**What the exercise asks:**
Could you copy every line of the data that contains "desc"?

**Working data:**
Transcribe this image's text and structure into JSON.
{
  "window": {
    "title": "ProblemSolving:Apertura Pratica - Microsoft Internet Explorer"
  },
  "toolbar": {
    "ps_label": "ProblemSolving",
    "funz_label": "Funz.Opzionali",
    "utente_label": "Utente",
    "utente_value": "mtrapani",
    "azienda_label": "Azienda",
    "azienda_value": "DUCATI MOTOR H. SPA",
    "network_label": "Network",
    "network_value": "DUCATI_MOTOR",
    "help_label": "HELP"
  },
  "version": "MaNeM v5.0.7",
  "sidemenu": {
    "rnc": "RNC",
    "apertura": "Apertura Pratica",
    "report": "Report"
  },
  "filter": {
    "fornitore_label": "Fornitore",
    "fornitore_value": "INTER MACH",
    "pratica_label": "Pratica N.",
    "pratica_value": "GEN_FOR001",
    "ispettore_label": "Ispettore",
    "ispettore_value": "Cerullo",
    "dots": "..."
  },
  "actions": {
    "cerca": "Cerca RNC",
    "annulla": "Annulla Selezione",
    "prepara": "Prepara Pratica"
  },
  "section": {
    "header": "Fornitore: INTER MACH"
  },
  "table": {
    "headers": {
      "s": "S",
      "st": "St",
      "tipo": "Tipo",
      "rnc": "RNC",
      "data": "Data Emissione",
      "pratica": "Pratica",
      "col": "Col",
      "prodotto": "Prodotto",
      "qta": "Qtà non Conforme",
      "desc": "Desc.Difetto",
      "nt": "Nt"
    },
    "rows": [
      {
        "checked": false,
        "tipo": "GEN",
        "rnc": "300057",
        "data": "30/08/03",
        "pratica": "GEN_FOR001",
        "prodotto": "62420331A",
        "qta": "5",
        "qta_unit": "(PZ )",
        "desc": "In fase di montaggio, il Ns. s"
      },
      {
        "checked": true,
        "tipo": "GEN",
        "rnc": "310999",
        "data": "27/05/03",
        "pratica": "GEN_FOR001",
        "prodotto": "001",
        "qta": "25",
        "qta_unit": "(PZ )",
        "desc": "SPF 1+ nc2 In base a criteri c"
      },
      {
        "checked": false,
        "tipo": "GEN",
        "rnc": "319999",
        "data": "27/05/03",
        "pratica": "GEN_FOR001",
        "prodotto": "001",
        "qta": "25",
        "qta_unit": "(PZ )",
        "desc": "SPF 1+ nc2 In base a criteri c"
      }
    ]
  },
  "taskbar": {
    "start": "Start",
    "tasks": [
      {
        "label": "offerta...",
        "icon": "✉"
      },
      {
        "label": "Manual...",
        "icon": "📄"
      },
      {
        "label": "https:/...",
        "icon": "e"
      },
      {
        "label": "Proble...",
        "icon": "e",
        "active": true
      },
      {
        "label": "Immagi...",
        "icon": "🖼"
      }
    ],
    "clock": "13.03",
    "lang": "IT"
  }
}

**Exercise response:**
      "desc": "Desc.Difetto",
        "desc": "In fase di montaggio, il Ns. s"
        "desc": "SPF 1+ nc2 In base a criteri c"
        "desc": "SPF 1+ nc2 In base a criteri c"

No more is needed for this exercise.